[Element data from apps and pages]
◇ ◇ ◇

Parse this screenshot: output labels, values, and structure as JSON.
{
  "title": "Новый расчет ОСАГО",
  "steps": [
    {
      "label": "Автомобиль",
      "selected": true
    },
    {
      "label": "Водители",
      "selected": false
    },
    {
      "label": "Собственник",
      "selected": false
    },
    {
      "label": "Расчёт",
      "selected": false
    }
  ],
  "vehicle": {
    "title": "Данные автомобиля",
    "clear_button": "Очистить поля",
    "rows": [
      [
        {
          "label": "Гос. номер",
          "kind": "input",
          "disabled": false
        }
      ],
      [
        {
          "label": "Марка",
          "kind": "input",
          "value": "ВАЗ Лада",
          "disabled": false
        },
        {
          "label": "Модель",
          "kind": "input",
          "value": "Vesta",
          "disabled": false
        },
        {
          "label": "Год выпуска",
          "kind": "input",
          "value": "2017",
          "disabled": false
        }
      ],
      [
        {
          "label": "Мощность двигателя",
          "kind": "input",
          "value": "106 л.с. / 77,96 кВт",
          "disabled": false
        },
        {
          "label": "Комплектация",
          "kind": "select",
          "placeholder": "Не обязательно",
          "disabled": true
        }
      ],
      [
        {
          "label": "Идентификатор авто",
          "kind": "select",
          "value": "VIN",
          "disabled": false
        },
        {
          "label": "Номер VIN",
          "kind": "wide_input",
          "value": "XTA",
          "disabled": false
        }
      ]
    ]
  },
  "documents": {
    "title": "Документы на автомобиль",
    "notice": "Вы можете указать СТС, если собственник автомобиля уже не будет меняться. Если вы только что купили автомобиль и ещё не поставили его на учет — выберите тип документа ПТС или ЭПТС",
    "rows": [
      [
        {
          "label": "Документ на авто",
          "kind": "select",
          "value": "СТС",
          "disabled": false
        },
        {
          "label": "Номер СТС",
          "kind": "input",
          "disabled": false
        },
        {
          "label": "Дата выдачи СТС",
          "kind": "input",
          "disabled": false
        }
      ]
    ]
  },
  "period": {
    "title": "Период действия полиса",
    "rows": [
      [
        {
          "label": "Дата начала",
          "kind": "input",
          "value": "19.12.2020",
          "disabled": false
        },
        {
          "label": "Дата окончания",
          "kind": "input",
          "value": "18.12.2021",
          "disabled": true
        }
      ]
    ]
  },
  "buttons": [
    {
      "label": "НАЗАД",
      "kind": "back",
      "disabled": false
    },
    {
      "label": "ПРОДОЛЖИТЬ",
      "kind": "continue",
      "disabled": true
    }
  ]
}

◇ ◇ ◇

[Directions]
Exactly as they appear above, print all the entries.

[Answer to this task]
Parse this screenshot: output labels, values, and structure as JSON.
{
  "title": "Новый расчет ОСАГО",
  "steps": [
    {
      "label": "Автомобиль",
      "selected": true
    },
    {
      "label": "Водители",
      "selected": false
    },
    {
      "label": "Собственник",
      "selected": false
    },
    {
      "label": "Расчёт",
      "selected": false
    }
  ],
  "vehicle": {
    "title": "Данные автомобиля",
    "clear_button": "Очистить поля",
    "rows": [
      [
        {
          "label": "Гос. номер",
          "kind": "input",
          "disabled": false
        }
      ],
      [
        {
          "label": "Марка",
          "kind": "input",
          "value": "ВАЗ Лада",
          "disabled": false
        },
        {
          "label": "Модель",
          "kind": "input",
          "value": "Vesta",
          "disabled": false
        },
        {
          "label": "Год выпуска",
          "kind": "input",
          "value": "2017",
          "disabled": false
        }
      ],
      [
        {
          "label": "Мощность двигателя",
          "kind": "input",
          "value": "106 л.с. / 77,96 кВт",
          "disabled": false
        },
        {
          "label": "Комплектация",
          "kind": "select",
          "placeholder": "Не обязательно",
          "disabled": true
        }
      ],
      [
        {
          "label": "Идентификатор авто",
          "kind": "select",
          "value": "VIN",
          "disabled": false
        },
        {
          "label": "Номер VIN",
          "kind": "wide_input",
          "value": "XTA",
          "disabled": false
        }
      ]
    ]
  },
  "documents": {
    "title": "Документы на автомобиль",
    "notice": "Вы можете указать СТС, если собственник автомобиля уже не будет меняться. Если вы только что купили автомобиль и ещё не поставили его на учет — выберите тип документа ПТС или ЭПТС",
    "rows": [
      [
        {
          "label": "Документ на авто",
          "kind": "select",
          "value": "СТС",
          "disabled": false
        },
        {
          "label": "Номер СТС",
          "kind": "input",
          "disabled": false
        },
        {
          "label": "Дата выдачи СТС",
          "kind": "input",
          "disabled": false
        }
      ]
    ]
  },
  "period": {
    "title": "Период действия полиса",
    "rows": [
      [
        {
          "label": "Дата начала",
          "kind": "input",
          "value": "19.12.2020",
          "disabled": false
        },
        {
          "label": "Дата окончания",
          "kind": "input",
          "value": "18.12.2021",
          "disabled": true
        }
      ]
    ]
  },
  "buttons": [
    {
      "label": "НАЗАД",
      "kind": "back",
      "disabled": false
    },
    {
      "label": "ПРОДОЛЖИТЬ",
      "kind": "continue",
      "disabled": true
    }
  ]
}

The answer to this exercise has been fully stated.